The Life Cycle of Sea Turtles: A Closer Look

Sea turtles are fascinating creatures that have captured the hearts and minds of people around the world. These majestic marine reptiles have a unique life cycle that spans across several decades. In this article, we will take a closer look at the different stages of the sea turtle life cycle, shedding light on their incredible journey from hatchling to adulthood.

The Nesting Process

The first stage in the life cycle of sea turtles is the nesting process. Female sea turtles return to the same beaches where they were born to lay their eggs. This phenomenon, known as natal homing, is still largely a mystery to scientists. Once on land, female sea turtles dig a hole in the sand using their flippers and lay their eggs inside. On average, a female sea turtle can lay around 100-150 eggs in one nesting season.

After carefully covering up the nest with sand, the mother sea turtle returns to the ocean, leaving her offspring to fend for themselves. The temperature of the nest plays a crucial role in determining the sex of baby sea turtles. Warmer temperatures generally result in more females, while cooler temperatures produce more males.

Hatching and Emergence

After an incubation period ranging from 45 to 70 days, depending on species and environmental conditions, it’s time for the baby sea turtles to hatch and emerge from their nests. This process usually occurs at night when it’s safer for them to make their way towards the ocean without being easily spotted by predators.

Hatchlings use a range of cues such as moonlight and wave direction to navigate towards the water’s edge. Unfortunately, due to light pollution caused by human activities, many hatchlings become disoriented and head towards artificial lights instead of moonlight reflecting off water surfaces.

Early Life at Sea

Once in the ocean, young sea turtles face numerous challenges as they embark on their journey towards adulthood.
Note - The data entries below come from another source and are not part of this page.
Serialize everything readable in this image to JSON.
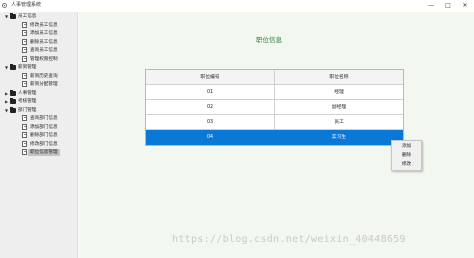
{
  "window": {
    "title": "人事管理系统",
    "controls": {
      "minimize": "—",
      "maximize": "□",
      "close": "✕"
    }
  },
  "sidebar": {
    "nodes": [
      {
        "label": "员工信息",
        "level": 0,
        "kind": "folder",
        "arrow": "▼",
        "icon": "folder-icon"
      },
      {
        "label": "修改员工信息",
        "level": 1,
        "kind": "doc",
        "icon": "document-icon"
      },
      {
        "label": "添加员工信息",
        "level": 1,
        "kind": "doc",
        "icon": "document-icon"
      },
      {
        "label": "删除员工信息",
        "level": 1,
        "kind": "doc",
        "icon": "document-icon"
      },
      {
        "label": "查询员工信息",
        "level": 1,
        "kind": "doc",
        "icon": "document-icon"
      },
      {
        "label": "管理权限控制",
        "level": 1,
        "kind": "doc",
        "icon": "document-icon"
      },
      {
        "label": "薪资管理",
        "level": 0,
        "kind": "folder",
        "arrow": "▼",
        "icon": "folder-icon"
      },
      {
        "label": "薪资历史查询",
        "level": 1,
        "kind": "doc",
        "icon": "document-icon"
      },
      {
        "label": "薪资分配管理",
        "level": 1,
        "kind": "doc",
        "icon": "document-icon"
      },
      {
        "label": "人事管理",
        "level": 0,
        "kind": "folder",
        "arrow": "▶",
        "icon": "folder-icon"
      },
      {
        "label": "考核管理",
        "level": 0,
        "kind": "folder",
        "arrow": "▶",
        "icon": "folder-icon"
      },
      {
        "label": "部门管理",
        "level": 0,
        "kind": "folder",
        "arrow": "▼",
        "icon": "folder-icon"
      },
      {
        "label": "查询部门信息",
        "level": 1,
        "kind": "doc",
        "icon": "document-icon"
      },
      {
        "label": "添加部门信息",
        "level": 1,
        "kind": "doc",
        "icon": "document-icon"
      },
      {
        "label": "删除部门信息",
        "level": 1,
        "kind": "doc",
        "icon": "document-icon"
      },
      {
        "label": "修改部门信息",
        "level": 1,
        "kind": "doc",
        "icon": "document-icon"
      },
      {
        "label": "职位信息管理",
        "level": 1,
        "kind": "doc",
        "icon": "document-icon",
        "selected": true
      }
    ]
  },
  "main": {
    "title": "职位信息",
    "table": {
      "columns": [
        "职位编号",
        "职位名称"
      ],
      "rows": [
        [
          "01",
          "经理"
        ],
        [
          "02",
          "副经理"
        ],
        [
          "03",
          "员工"
        ],
        [
          "04",
          "实习生"
        ]
      ],
      "selected_row": 3
    },
    "context_menu": [
      "添加",
      "删除",
      "修改"
    ]
  },
  "watermark": "https://blog.csdn.net/weixin_40448659",
  "colors": {
    "selection": "#0a78d7",
    "content_bg": "#f2f8ef",
    "title_green": "#2e7a3d",
    "sidebar_bg": "#eeeeee"
  }
}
They are highly vulnerable to predation during this stage, with a variety of marine predators eager to make a meal out of them. Only a fraction of the hatchlings survive to reach maturity.

During their early years, sea turtles spend most of their time in the open ocean, drifting along ocean currents and feeding on small marine organisms such as jellyfish and seaweed. As they grow, they gradually move towards coastal areas where they can find more abundant food sources.

Adulthood and Reproduction

After several years at sea, surviving sea turtles will eventually reach sexual maturity and return to the beaches where they were born to mate and lay their own eggs. This incredible homing instinct allows them to navigate across vast distances using Earth’s magnetic field and other environmental cues.

The mating process is an elaborate dance that involves courtship rituals performed by males to attract females. Once fertilized, female sea turtles make their way back ashore to lay their eggs in carefully selected nesting sites.

In conclusion, the life cycle of sea turtles is a remarkable journey filled with challenges and wonders. From the nesting process on sandy beaches to the perilous hatching and emergence, followed by years spent at sea before returning as adults to continue the cycle, these ancient creatures continue to inspire awe and admiration among humans worldwide. Understanding their life cycle is crucial for conservation efforts aimed at protecting these magnificent creatures for generations to come.

This text was generated using a large language model, and select text has been reviewed and moderated for purposes such as readability.